[Data about app and page elements]

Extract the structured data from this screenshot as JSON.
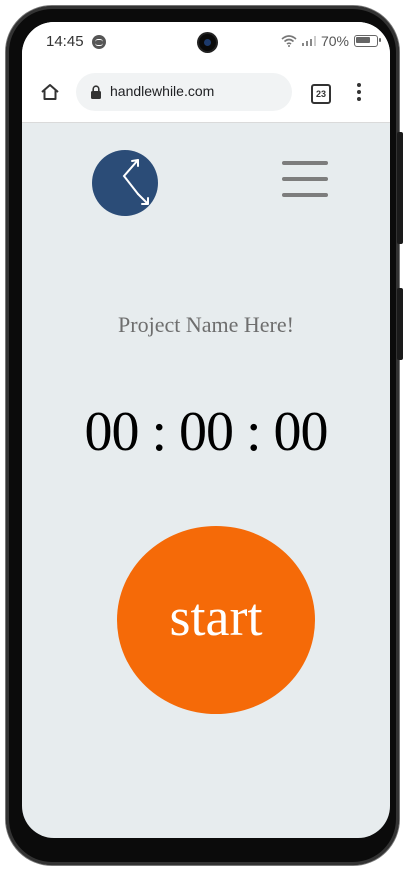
{
  "status": {
    "time": "14:45",
    "battery": "70%"
  },
  "browser": {
    "url": "handlewhile.com",
    "tab_count": "23"
  },
  "page": {
    "project_name": "Project Name Here!",
    "timer": "00 : 00 : 00",
    "start_label": "start"
  },
  "colors": {
    "logo": "#2b4c77",
    "start_button": "#f56a08",
    "page_background": "#e7ecee"
  }
}
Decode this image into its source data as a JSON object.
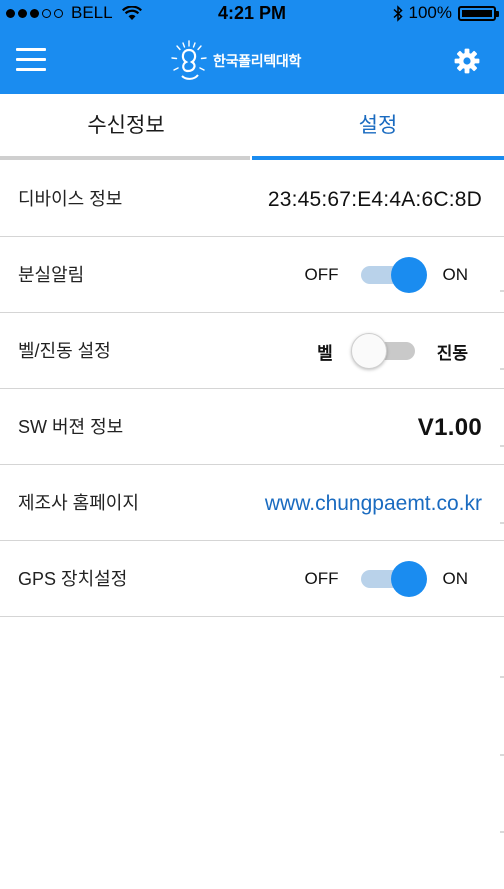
{
  "status_bar": {
    "signal_dots": [
      true,
      true,
      true,
      false,
      false
    ],
    "carrier": "BELL",
    "time": "4:21 PM",
    "battery": "100%",
    "battery_level": 1.0
  },
  "header": {
    "logo_text": "한국폴리텍대학",
    "menu_icon": "hamburger-menu-icon",
    "settings_icon": "gear-icon"
  },
  "tabs": [
    {
      "label": "수신정보",
      "active": false
    },
    {
      "label": "설정",
      "active": true
    }
  ],
  "settings": {
    "device_info": {
      "label": "디바이스 정보",
      "value": "23:45:67:E4:4A:6C:8D"
    },
    "loss_alarm": {
      "label": "분실알림",
      "off_label": "OFF",
      "on_label": "ON",
      "state": "on"
    },
    "bell_vibrate": {
      "label": "벨/진동 설정",
      "left_label": "벨",
      "right_label": "진동",
      "state": "left"
    },
    "sw_version": {
      "label": "SW 버젼 정보",
      "value": "V1.00"
    },
    "homepage": {
      "label": "제조사 홈페이지",
      "value": "www.chungpaemt.co.kr"
    },
    "gps": {
      "label": "GPS 장치설정",
      "off_label": "OFF",
      "on_label": "ON",
      "state": "on"
    }
  },
  "colors": {
    "primary": "#1a8cf0",
    "link": "#1a6bc0",
    "divider": "#d5d5d5"
  }
}
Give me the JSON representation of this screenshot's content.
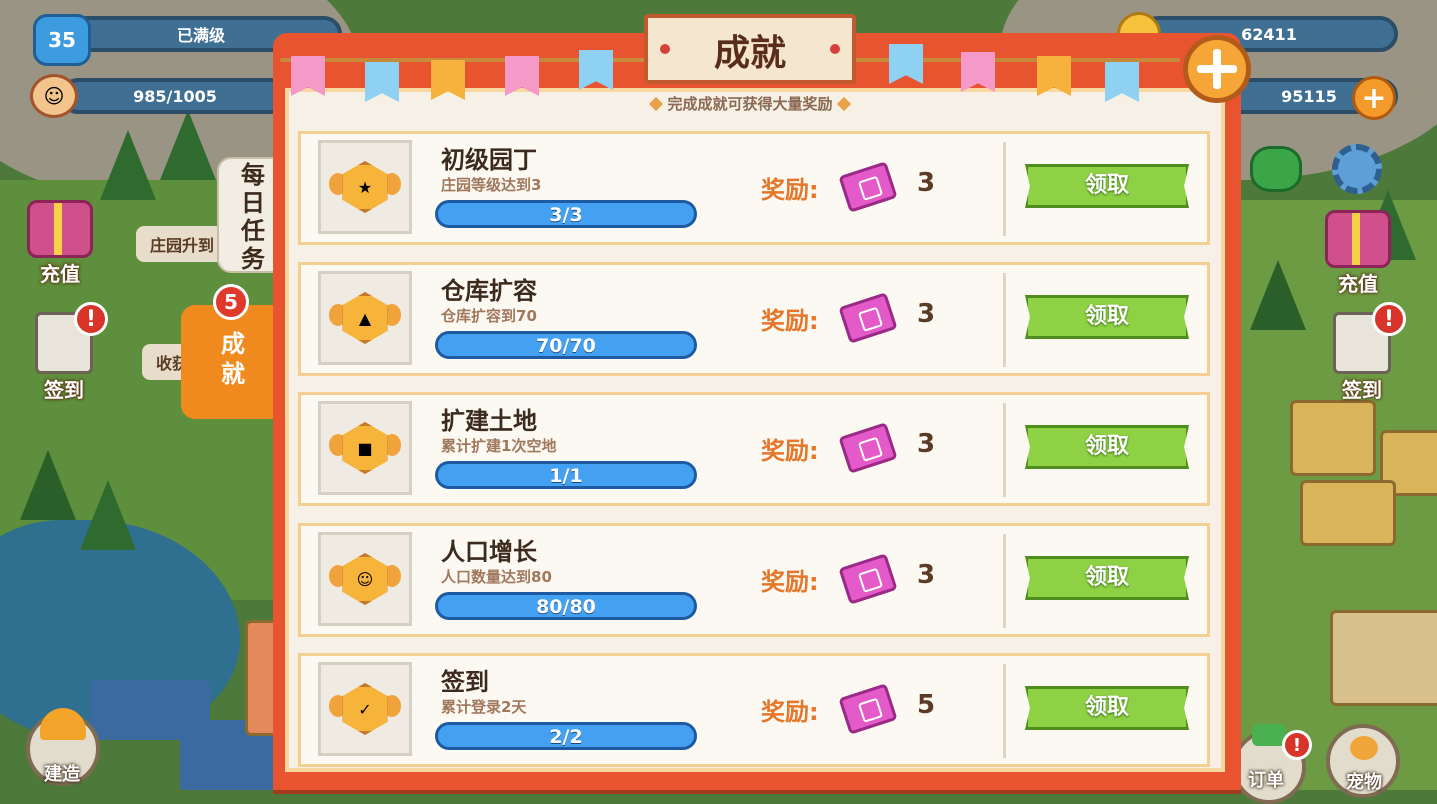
{
  "hud": {
    "level": "35",
    "level_status": "已满级",
    "population": "985/1005",
    "coins": "62411",
    "gems": "95115",
    "plus_symbol": "+"
  },
  "left_side": {
    "recharge_label": "充值",
    "checkin_label": "签到",
    "checkin_alert": "!",
    "speech_1": "庄园升到",
    "speech_2": "收获",
    "build_label": "建造"
  },
  "right_side": {
    "recharge_label": "充值",
    "checkin_label": "签到",
    "checkin_alert": "!",
    "order_label": "订单",
    "order_alert": "!",
    "pet_label": "宠物"
  },
  "tabs": {
    "daily": "每日任务",
    "achievement": "成就",
    "achievement_badge": "5"
  },
  "panel": {
    "title": "成就",
    "subtitle": "完成成就可获得大量奖励",
    "reward_label": "奖励:",
    "claim_label": "领取"
  },
  "achievements": [
    {
      "title": "初级园丁",
      "desc": "庄园等级达到3",
      "progress": "3/3",
      "progress_fraction": 1,
      "reward": "3",
      "icon": "exp-star-icon"
    },
    {
      "title": "仓库扩容",
      "desc": "仓库扩容到70",
      "progress": "70/70",
      "progress_fraction": 1,
      "reward": "3",
      "icon": "warehouse-icon"
    },
    {
      "title": "扩建土地",
      "desc": "累计扩建1次空地",
      "progress": "1/1",
      "progress_fraction": 1,
      "reward": "3",
      "icon": "land-icon"
    },
    {
      "title": "人口增长",
      "desc": "人口数量达到80",
      "progress": "80/80",
      "progress_fraction": 1,
      "reward": "3",
      "icon": "people-icon"
    },
    {
      "title": "签到",
      "desc": "累计登录2天",
      "progress": "2/2",
      "progress_fraction": 1,
      "reward": "5",
      "icon": "checkin-clipboard-icon"
    }
  ],
  "colors": {
    "panel_red": "#e8542f",
    "claim_green": "#8fd145",
    "progress_blue": "#3b8fe0",
    "ticket_pink": "#e35ac8",
    "tab_orange": "#f08a1f"
  }
}
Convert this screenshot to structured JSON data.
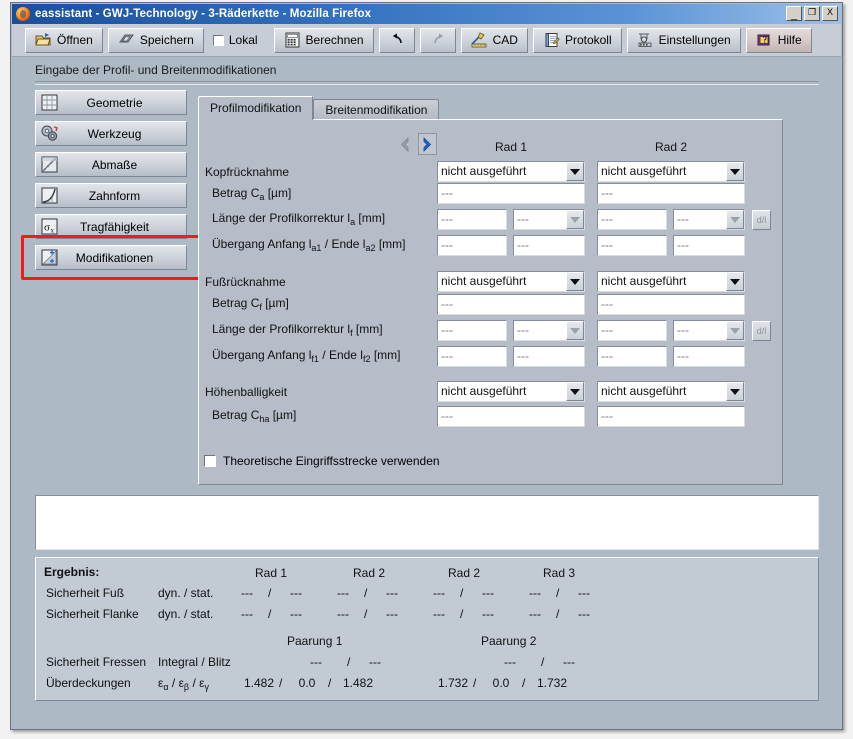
{
  "window": {
    "title": "eassistant - GWJ-Technology - 3-Räderkette - Mozilla Firefox",
    "minimize_label": "_",
    "maximize_label": "❐",
    "close_label": "X",
    "app_icon": "firefox-icon"
  },
  "toolbar": {
    "open_label": "Öffnen",
    "save_label": "Speichern",
    "local_label": "Lokal",
    "calculate_label": "Berechnen",
    "undo_label": "",
    "redo_label": "",
    "cad_label": "CAD",
    "protocol_label": "Protokoll",
    "settings_label": "Einstellungen",
    "help_label": "Hilfe"
  },
  "page": {
    "subtitle": "Eingabe der Profil- und Breitenmodifikationen"
  },
  "sidebar": {
    "items": [
      {
        "label": "Geometrie",
        "icon": "grid-icon",
        "active": false
      },
      {
        "label": "Werkzeug",
        "icon": "gears-icon",
        "active": false
      },
      {
        "label": "Abmaße",
        "icon": "ruler-icon",
        "active": false
      },
      {
        "label": "Zahnform",
        "icon": "curve-icon",
        "active": false
      },
      {
        "label": "Tragfähigkeit",
        "icon": "sigma-icon",
        "active": false
      },
      {
        "label": "Modifikationen",
        "icon": "modify-icon",
        "active": true
      }
    ]
  },
  "tabs": [
    {
      "label": "Profilmodifikation",
      "active": true
    },
    {
      "label": "Breitenmodifikation",
      "active": false
    }
  ],
  "nav_arrows": {
    "prev_label": "◀",
    "next_label": "▶"
  },
  "columns": {
    "col1": "Rad 1",
    "col2": "Rad 2"
  },
  "form": {
    "placeholder": "---",
    "sections": [
      {
        "title": "Kopfrücknahme",
        "select_value": "nicht ausgeführt",
        "rows": [
          {
            "label_html": "Betrag C<sub>a</sub> [µm]"
          },
          {
            "label_html": "Länge der Profilkorrektur l<sub>a</sub> [mm]"
          },
          {
            "label_html": "Übergang Anfang l<sub>a1</sub> / Ende l<sub>a2</sub> [mm]"
          }
        ]
      },
      {
        "title": "Fußrücknahme",
        "select_value": "nicht ausgeführt",
        "rows": [
          {
            "label_html": "Betrag C<sub>f</sub> [µm]"
          },
          {
            "label_html": "Länge der Profilkorrektur l<sub>f</sub> [mm]"
          },
          {
            "label_html": "Übergang Anfang l<sub>f1</sub> / Ende l<sub>f2</sub> [mm]"
          }
        ]
      },
      {
        "title": "Höhenballigkeit",
        "select_value": "nicht ausgeführt",
        "rows": [
          {
            "label_html": "Betrag C<sub>ha</sub> [µm]"
          }
        ]
      }
    ],
    "dl_button_label": "d/l",
    "checkbox_label": "Theoretische Eingriffsstrecke verwenden",
    "checkbox_checked": false
  },
  "results": {
    "heading": "Ergebnis:",
    "wheel_headers": [
      "Rad 1",
      "Rad 2",
      "Rad 2",
      "Rad 3"
    ],
    "rows": [
      {
        "label": "Sicherheit Fuß",
        "unit": "dyn. / stat.",
        "values": [
          [
            "---",
            "---"
          ],
          [
            "---",
            "---"
          ],
          [
            "---",
            "---"
          ],
          [
            "---",
            "---"
          ]
        ]
      },
      {
        "label": "Sicherheit Flanke",
        "unit": "dyn. / stat.",
        "values": [
          [
            "---",
            "---"
          ],
          [
            "---",
            "---"
          ],
          [
            "---",
            "---"
          ],
          [
            "---",
            "---"
          ]
        ]
      }
    ],
    "pair_headers": [
      "Paarung 1",
      "Paarung 2"
    ],
    "pair_rows": [
      {
        "label": "Sicherheit Fressen",
        "unit_html": "Integral / Blitz",
        "pair1": [
          "---",
          "---"
        ],
        "pair2": [
          "---",
          "---"
        ]
      },
      {
        "label": "Überdeckungen",
        "unit_html": "ε<sub>α</sub> / ε<sub>β</sub> / ε<sub>γ</sub>",
        "pair1": [
          "1.482",
          "0.0",
          "1.482"
        ],
        "pair2": [
          "1.732",
          "0.0",
          "1.732"
        ]
      }
    ],
    "separator": "/"
  },
  "colors": {
    "accent": "#1a4f9c",
    "panel": "#b6bdc8",
    "toolbar": "#c7cdd6",
    "highlight": "#f51b1b",
    "results_panel": "#c2cad4"
  }
}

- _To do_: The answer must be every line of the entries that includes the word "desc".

- _Response_:
      "desc": "庄园等级达到3",
      "desc": "仓库扩容到70",
      "desc": "累计扩建1次空地",
      "desc": "人口数量达到80",
      "desc": "累计登录2天",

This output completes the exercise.